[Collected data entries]
[Start of section]

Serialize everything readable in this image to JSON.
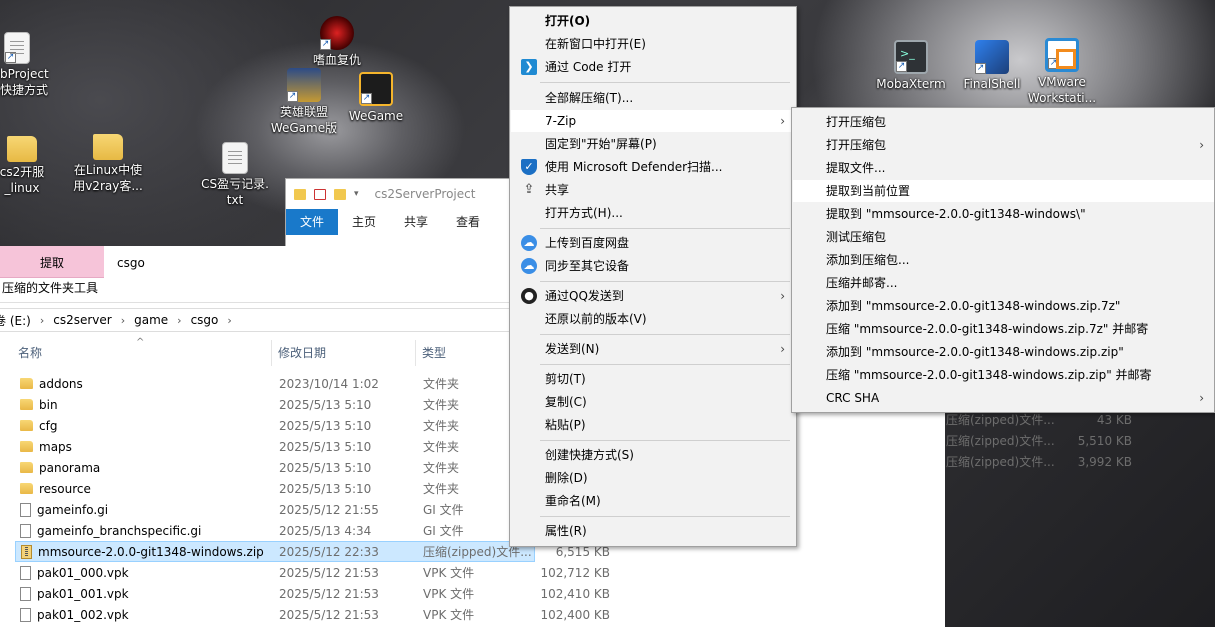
{
  "desktop": {
    "icons": [
      {
        "label": "bProject\n快捷方式",
        "icon": "shortcut-folder-icon"
      },
      {
        "label": "嗜血复仇",
        "icon": "game-icon"
      },
      {
        "label": "英雄联盟\nWeGame版",
        "icon": "league-of-legends-icon"
      },
      {
        "label": "WeGame",
        "icon": "wegame-icon"
      },
      {
        "label": "cs2开服\n_linux",
        "icon": "folder-icon"
      },
      {
        "label": "在Linux中使\n用v2ray客...",
        "icon": "folder-icon"
      },
      {
        "label": "CS盈亏记录.\ntxt",
        "icon": "text-file-icon"
      },
      {
        "label": "MobaXterm",
        "icon": "mobaxterm-icon"
      },
      {
        "label": "FinalShell",
        "icon": "finalshell-icon"
      },
      {
        "label": "VMware\nWorkstati...",
        "icon": "vmware-icon"
      }
    ]
  },
  "back_window": {
    "title": "cs2ServerProject",
    "tabs": [
      "文件",
      "主页",
      "共享",
      "查看"
    ]
  },
  "explorer": {
    "context_tab": "提取",
    "context_sub": "压缩的文件夹工具",
    "tab_title": "csgo",
    "breadcrumb": [
      "卷 (E:)",
      "cs2server",
      "game",
      "csgo"
    ],
    "columns": {
      "name": "名称",
      "date": "修改日期",
      "type": "类型"
    },
    "files": [
      {
        "name": "addons",
        "date": "2023/10/14 1:02",
        "type": "文件夹",
        "size": "",
        "kind": "folder"
      },
      {
        "name": "bin",
        "date": "2025/5/13 5:10",
        "type": "文件夹",
        "size": "",
        "kind": "folder"
      },
      {
        "name": "cfg",
        "date": "2025/5/13 5:10",
        "type": "文件夹",
        "size": "",
        "kind": "folder"
      },
      {
        "name": "maps",
        "date": "2025/5/13 5:10",
        "type": "文件夹",
        "size": "",
        "kind": "folder"
      },
      {
        "name": "panorama",
        "date": "2025/5/13 5:10",
        "type": "文件夹",
        "size": "",
        "kind": "folder"
      },
      {
        "name": "resource",
        "date": "2025/5/13 5:10",
        "type": "文件夹",
        "size": "",
        "kind": "folder"
      },
      {
        "name": "gameinfo.gi",
        "date": "2025/5/12 21:55",
        "type": "GI 文件",
        "size": "",
        "kind": "file"
      },
      {
        "name": "gameinfo_branchspecific.gi",
        "date": "2025/5/13 4:34",
        "type": "GI 文件",
        "size": "",
        "kind": "file"
      },
      {
        "name": "mmsource-2.0.0-git1348-windows.zip",
        "date": "2025/5/12 22:33",
        "type": "压缩(zipped)文件...",
        "size": "6,515 KB",
        "kind": "zip",
        "selected": true
      },
      {
        "name": "pak01_000.vpk",
        "date": "2025/5/12 21:53",
        "type": "VPK 文件",
        "size": "102,712 KB",
        "kind": "file"
      },
      {
        "name": "pak01_001.vpk",
        "date": "2025/5/12 21:53",
        "type": "VPK 文件",
        "size": "102,410 KB",
        "kind": "file"
      },
      {
        "name": "pak01_002.vpk",
        "date": "2025/5/12 21:53",
        "type": "VPK 文件",
        "size": "102,400 KB",
        "kind": "file"
      }
    ],
    "right_pane_rows": [
      {
        "type": "压缩(zipped)文件...",
        "size": "43 KB"
      },
      {
        "type": "压缩(zipped)文件...",
        "size": "5,510 KB"
      },
      {
        "type": "压缩(zipped)文件...",
        "size": "3,992 KB"
      }
    ]
  },
  "context_menu": {
    "items": [
      {
        "label": "打开(O)",
        "bold": true
      },
      {
        "label": "在新窗口中打开(E)"
      },
      {
        "label": "通过 Code 打开",
        "icon": "vscode-icon"
      },
      {
        "sep": true
      },
      {
        "label": "全部解压缩(T)..."
      },
      {
        "label": "7-Zip",
        "submenu": true,
        "hover": true
      },
      {
        "label": "固定到\"开始\"屏幕(P)"
      },
      {
        "label": "使用 Microsoft Defender扫描...",
        "icon": "defender-shield-icon"
      },
      {
        "label": "共享",
        "icon": "share-icon"
      },
      {
        "label": "打开方式(H)..."
      },
      {
        "sep": true
      },
      {
        "label": "上传到百度网盘",
        "icon": "baidu-netdisk-icon"
      },
      {
        "label": "同步至其它设备",
        "icon": "baidu-sync-icon"
      },
      {
        "sep": true
      },
      {
        "label": "通过QQ发送到",
        "icon": "qq-icon",
        "submenu": true
      },
      {
        "label": "还原以前的版本(V)"
      },
      {
        "sep": true
      },
      {
        "label": "发送到(N)",
        "submenu": true
      },
      {
        "sep": true
      },
      {
        "label": "剪切(T)"
      },
      {
        "label": "复制(C)"
      },
      {
        "label": "粘贴(P)"
      },
      {
        "sep": true
      },
      {
        "label": "创建快捷方式(S)"
      },
      {
        "label": "删除(D)"
      },
      {
        "label": "重命名(M)"
      },
      {
        "sep": true
      },
      {
        "label": "属性(R)"
      }
    ]
  },
  "sevenzip_submenu": {
    "items": [
      {
        "label": "打开压缩包"
      },
      {
        "label": "打开压缩包",
        "submenu": true
      },
      {
        "label": "提取文件..."
      },
      {
        "label": "提取到当前位置",
        "hover": true
      },
      {
        "label": "提取到 \"mmsource-2.0.0-git1348-windows\\\""
      },
      {
        "label": "测试压缩包"
      },
      {
        "label": "添加到压缩包..."
      },
      {
        "label": "压缩并邮寄..."
      },
      {
        "label": "添加到 \"mmsource-2.0.0-git1348-windows.zip.7z\""
      },
      {
        "label": "压缩 \"mmsource-2.0.0-git1348-windows.zip.7z\" 并邮寄"
      },
      {
        "label": "添加到 \"mmsource-2.0.0-git1348-windows.zip.zip\""
      },
      {
        "label": "压缩 \"mmsource-2.0.0-git1348-windows.zip.zip\" 并邮寄"
      },
      {
        "label": "CRC SHA",
        "submenu": true
      }
    ]
  },
  "colors": {
    "ribbon_file_tab": "#1979ca",
    "context_tab": "#f6c4d9",
    "selection": "#cce8ff",
    "menu_bg": "#f2f2f2"
  }
}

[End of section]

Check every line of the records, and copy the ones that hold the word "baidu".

__REPLY__.
        "icon": "baidu-netdisk-icon"
        "icon": "baidu-sync-icon"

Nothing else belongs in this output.